= DIRECTIONS =
Search the listing below for the string "name", then copy every line it appears in.
━━━━━ RECORD EXTRACTS
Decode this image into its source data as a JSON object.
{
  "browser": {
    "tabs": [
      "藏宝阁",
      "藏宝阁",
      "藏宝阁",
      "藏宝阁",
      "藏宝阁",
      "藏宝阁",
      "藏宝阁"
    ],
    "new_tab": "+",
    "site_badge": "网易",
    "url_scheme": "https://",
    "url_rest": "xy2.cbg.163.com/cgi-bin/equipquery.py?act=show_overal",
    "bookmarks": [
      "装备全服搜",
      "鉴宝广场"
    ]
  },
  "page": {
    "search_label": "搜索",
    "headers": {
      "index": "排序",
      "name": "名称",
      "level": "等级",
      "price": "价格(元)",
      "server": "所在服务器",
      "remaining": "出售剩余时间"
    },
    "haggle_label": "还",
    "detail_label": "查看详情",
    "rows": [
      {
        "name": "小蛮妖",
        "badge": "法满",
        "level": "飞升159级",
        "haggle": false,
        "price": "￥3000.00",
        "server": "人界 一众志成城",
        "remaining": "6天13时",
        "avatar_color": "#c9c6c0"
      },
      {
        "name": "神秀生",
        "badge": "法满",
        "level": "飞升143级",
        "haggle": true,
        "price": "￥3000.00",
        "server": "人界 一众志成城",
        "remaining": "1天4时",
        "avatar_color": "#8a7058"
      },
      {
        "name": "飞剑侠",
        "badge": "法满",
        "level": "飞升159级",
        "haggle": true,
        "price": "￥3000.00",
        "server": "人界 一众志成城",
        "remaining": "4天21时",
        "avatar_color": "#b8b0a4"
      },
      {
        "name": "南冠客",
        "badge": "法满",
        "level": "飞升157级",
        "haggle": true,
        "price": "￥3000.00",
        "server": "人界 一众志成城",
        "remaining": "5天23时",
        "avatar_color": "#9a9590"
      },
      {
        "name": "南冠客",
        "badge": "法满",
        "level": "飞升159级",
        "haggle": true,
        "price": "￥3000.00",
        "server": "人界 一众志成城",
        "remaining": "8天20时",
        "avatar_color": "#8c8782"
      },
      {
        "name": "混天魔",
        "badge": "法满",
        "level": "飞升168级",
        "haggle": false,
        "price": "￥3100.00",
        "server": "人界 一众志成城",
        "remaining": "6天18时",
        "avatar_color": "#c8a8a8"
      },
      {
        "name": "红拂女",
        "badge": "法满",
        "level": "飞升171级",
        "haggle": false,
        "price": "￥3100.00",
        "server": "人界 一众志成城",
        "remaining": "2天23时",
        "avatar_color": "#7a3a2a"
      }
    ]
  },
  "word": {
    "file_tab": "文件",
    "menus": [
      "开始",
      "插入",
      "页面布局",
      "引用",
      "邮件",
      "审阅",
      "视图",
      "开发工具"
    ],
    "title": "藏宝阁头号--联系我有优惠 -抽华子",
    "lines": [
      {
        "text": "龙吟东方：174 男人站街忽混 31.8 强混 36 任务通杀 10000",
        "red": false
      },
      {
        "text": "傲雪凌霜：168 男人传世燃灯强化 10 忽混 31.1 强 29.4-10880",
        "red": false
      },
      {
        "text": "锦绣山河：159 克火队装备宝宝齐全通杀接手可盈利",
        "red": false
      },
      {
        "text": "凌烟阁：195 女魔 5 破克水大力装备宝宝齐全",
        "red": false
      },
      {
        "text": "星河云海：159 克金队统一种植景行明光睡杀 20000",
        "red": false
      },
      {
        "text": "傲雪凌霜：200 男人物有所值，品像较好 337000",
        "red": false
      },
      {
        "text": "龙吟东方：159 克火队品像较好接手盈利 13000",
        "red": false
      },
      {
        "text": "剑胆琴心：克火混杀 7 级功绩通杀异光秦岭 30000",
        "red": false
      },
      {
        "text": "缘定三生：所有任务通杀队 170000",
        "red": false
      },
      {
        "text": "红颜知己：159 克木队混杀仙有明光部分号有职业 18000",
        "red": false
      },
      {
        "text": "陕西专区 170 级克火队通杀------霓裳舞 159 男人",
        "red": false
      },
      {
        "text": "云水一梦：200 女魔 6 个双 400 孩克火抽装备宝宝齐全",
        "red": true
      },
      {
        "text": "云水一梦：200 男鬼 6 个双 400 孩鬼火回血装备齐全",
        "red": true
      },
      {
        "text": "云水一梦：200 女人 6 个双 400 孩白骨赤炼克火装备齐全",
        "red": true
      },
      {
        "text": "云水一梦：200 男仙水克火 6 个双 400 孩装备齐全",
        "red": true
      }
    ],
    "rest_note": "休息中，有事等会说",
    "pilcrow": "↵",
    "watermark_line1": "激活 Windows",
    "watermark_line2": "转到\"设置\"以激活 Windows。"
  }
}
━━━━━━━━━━
= RESPONSE =
      "name": "名称",
        "name": "小蛮妖",
        "name": "神秀生",
        "name": "飞剑侠",
        "name": "南冠客",
        "name": "南冠客",
        "name": "混天魔",
        "name": "红拂女",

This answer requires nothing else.